MUNTHE ART MONDAY: FARAH ABOLGHASAEM
Please introduce yourself and tell us about what you do.
My name is Farah Abolghasem. I am an Iranian artist, and I live in Tehran. I have been working as a professional artist for over 30 years, and I have had exhibitions in Iran, UAE, USA, and Europe. In 2002, I was chosen by Tehran’s Contemporary Art Museum to spend a year living and working in Paris at the Cité International des Arts. I participated in a group exhibition in Paris and was awarded first prize by the mayor. In addition to painting, I also have experience designing and creating jewelry, and I have taught painting at a university in Tehran for a while. And then, I have a daughter who studies opera directing in Vienna, Austria.
Can you name some other female (artist) that inspires you and explain why they do so?
First of all, I admire the work of the Persian artists Parvaneh Etemadi and Lili Matin Daftari.
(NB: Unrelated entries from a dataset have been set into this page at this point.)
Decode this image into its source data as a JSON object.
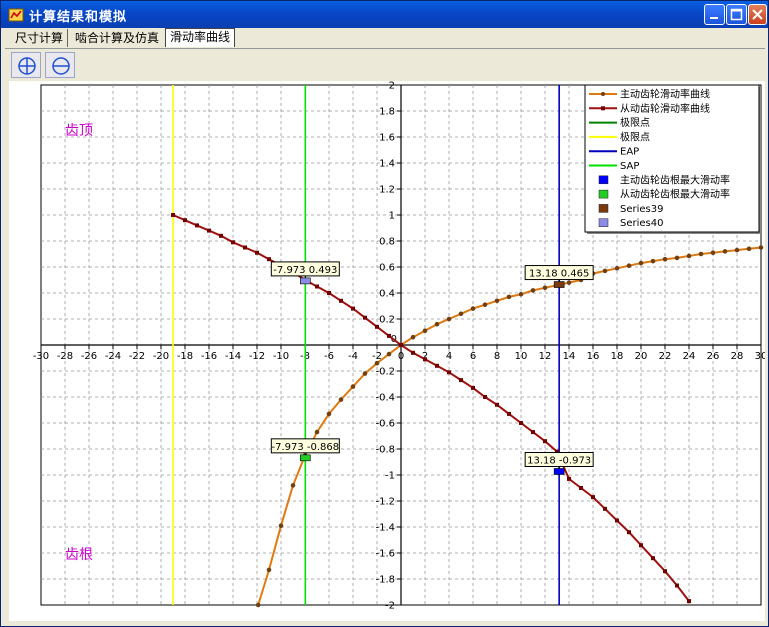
{
  "window": {
    "title": "计算结果和模拟"
  },
  "tabs": [
    {
      "label": "尺寸计算"
    },
    {
      "label": "啮合计算及仿真"
    },
    {
      "label": "滑动率曲线"
    }
  ],
  "colors": {
    "driving": "#e07a10",
    "driven": "#a01010",
    "limit_green": "#008000",
    "limit_yellow": "#ffff00",
    "eap": "#0000c0",
    "sap": "#00e000",
    "pt_blue": "#0000ff",
    "pt_green": "#22cc22",
    "pt_brown": "#7a3a10",
    "pt_lavender": "#8c8ce6",
    "region_text": "#d000d0"
  },
  "chart_data": {
    "type": "line",
    "xlim": [
      -30,
      30
    ],
    "ylim": [
      -2,
      2
    ],
    "xticks": [
      -30,
      -28,
      -26,
      -24,
      -22,
      -20,
      -18,
      -16,
      -14,
      -12,
      -10,
      -8,
      -6,
      -4,
      -2,
      0,
      2,
      4,
      6,
      8,
      10,
      12,
      14,
      16,
      18,
      20,
      22,
      24,
      26,
      28,
      30
    ],
    "yticks": [
      -2,
      -1.8,
      -1.6,
      -1.4,
      -1.2,
      -1,
      -0.8,
      -0.6,
      -0.4,
      -0.2,
      0,
      0.2,
      0.4,
      0.6,
      0.8,
      1,
      1.2,
      1.4,
      1.6,
      1.8,
      2
    ],
    "grid": true,
    "legend_position": "top-right",
    "annotations_top": "齿顶",
    "annotations_bottom": "齿根",
    "series": [
      {
        "name": "主动齿轮滑动率曲线",
        "x": [
          -11.9,
          -11.0,
          -10.0,
          -9.0,
          -8.0,
          -7.0,
          -6.0,
          -5.0,
          -4.0,
          -3.0,
          -2.0,
          -1.0,
          0,
          1,
          2,
          3,
          4,
          5,
          6,
          7,
          8,
          9,
          10,
          11,
          12,
          13,
          14,
          15,
          16,
          17,
          18,
          19,
          20,
          21,
          22,
          23,
          24,
          25,
          26,
          27,
          28,
          29,
          30
        ],
        "y": [
          -2.0,
          -1.73,
          -1.39,
          -1.08,
          -0.85,
          -0.67,
          -0.53,
          -0.42,
          -0.32,
          -0.22,
          -0.14,
          -0.07,
          0,
          0.06,
          0.11,
          0.16,
          0.2,
          0.24,
          0.28,
          0.31,
          0.34,
          0.37,
          0.39,
          0.42,
          0.44,
          0.46,
          0.48,
          0.5,
          0.55,
          0.57,
          0.59,
          0.61,
          0.63,
          0.645,
          0.66,
          0.67,
          0.685,
          0.7,
          0.71,
          0.72,
          0.73,
          0.74,
          0.75
        ]
      },
      {
        "name": "从动齿轮滑动率曲线",
        "x": [
          -19.0,
          -18,
          -17,
          -16,
          -15,
          -14,
          -13,
          -12,
          -11,
          -10,
          -9,
          -8,
          -7,
          -6,
          -5,
          -4,
          -3,
          -2,
          -1,
          0,
          1,
          2,
          3,
          4,
          5,
          6,
          7,
          8,
          9,
          10,
          11,
          12,
          13,
          14,
          15,
          16,
          17,
          18,
          19,
          20,
          21,
          22,
          23,
          24
        ],
        "y": [
          1.0,
          0.96,
          0.92,
          0.88,
          0.84,
          0.79,
          0.75,
          0.71,
          0.66,
          0.61,
          0.56,
          0.5,
          0.45,
          0.4,
          0.34,
          0.28,
          0.21,
          0.14,
          0.07,
          0,
          -0.06,
          -0.11,
          -0.16,
          -0.21,
          -0.27,
          -0.33,
          -0.4,
          -0.46,
          -0.53,
          -0.6,
          -0.67,
          -0.74,
          -0.82,
          -1.03,
          -1.1,
          -1.17,
          -1.26,
          -1.35,
          -1.44,
          -1.54,
          -1.64,
          -1.74,
          -1.85,
          -1.97
        ]
      }
    ],
    "vlines": [
      {
        "name": "极限点",
        "x": -19.0
      },
      {
        "name": "EAP",
        "x": 13.18
      },
      {
        "name": "SAP",
        "x": -7.973
      }
    ],
    "legend": [
      {
        "label": "主动齿轮滑动率曲线",
        "kind": "line-marker",
        "color": "driving"
      },
      {
        "label": "从动齿轮滑动率曲线",
        "kind": "line-marker",
        "color": "driven"
      },
      {
        "label": "极限点",
        "kind": "line",
        "color": "limit_green"
      },
      {
        "label": "极限点",
        "kind": "line",
        "color": "limit_yellow"
      },
      {
        "label": "EAP",
        "kind": "line",
        "color": "eap"
      },
      {
        "label": "SAP",
        "kind": "line",
        "color": "sap"
      },
      {
        "label": "主动齿轮齿根最大滑动率",
        "kind": "square",
        "color": "pt_blue"
      },
      {
        "label": "从动齿轮齿根最大滑动率",
        "kind": "square",
        "color": "pt_green"
      },
      {
        "label": "Series39",
        "kind": "square",
        "color": "pt_brown"
      },
      {
        "label": "Series40",
        "kind": "square",
        "color": "pt_lavender"
      }
    ],
    "points": [
      {
        "x": -7.973,
        "y": 0.493,
        "label": "-7.973 0.493",
        "color": "pt_lavender"
      },
      {
        "x": -7.973,
        "y": -0.868,
        "label": "-7.973 -0.868",
        "color": "pt_green"
      },
      {
        "x": 13.18,
        "y": 0.465,
        "label": "13.18 0.465",
        "color": "pt_brown"
      },
      {
        "x": 13.18,
        "y": -0.973,
        "label": "13.18 -0.973",
        "color": "pt_blue"
      }
    ]
  }
}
Besides that, I appreciate Marina Abramović and Georgia O’Keeffe’s ability to break free from tradition. In the world of literature, I love Marguerite Duras and Virginia Woolf. Lastly, I commend the actress, Ingrid Bergman. Her personality and bold lifestyle are very interesting to me.
Could you explain more about how being a woman has affected your career?
Being a woman has affected my career in a way where, despite all the social issues that have held me back, I have used my femininity, my sensitivity, and my world view in my own personal artistic expression. My experiences, my attention to detail, my attentiveness to my surroundings, and even hard and painful issues in life have become an inspiration for me to continue my art. A part of my life is the experiences that I've had, but the most important part is how I have portrayed them in my work. Turning bitterness into sweetness: I owe this to my being as a woman.
What has been the most challenging aspect of being a female artist?
Being a woman has caused a few challenges in my artistic and social life. I had a young daughter, and my studio was not in our apartment. In addition to being a wife and mother, I was a professional artist. Some things were also difficult in my social life. But I tried my best and I worked hard and learned that if I want to survive, I must stay strong and work hard. So, I decided to practice building a better life for myself day by day.
What would you like people to notice in your artwork?
I want my audience to respect my work, sympathize with it, and view it with honesty and intimacy. I try to depict my day-to-day thoughts and the atmosphere of my studio. I spend a lot of my hours there, both day and night, and a big part of me is a part of that space.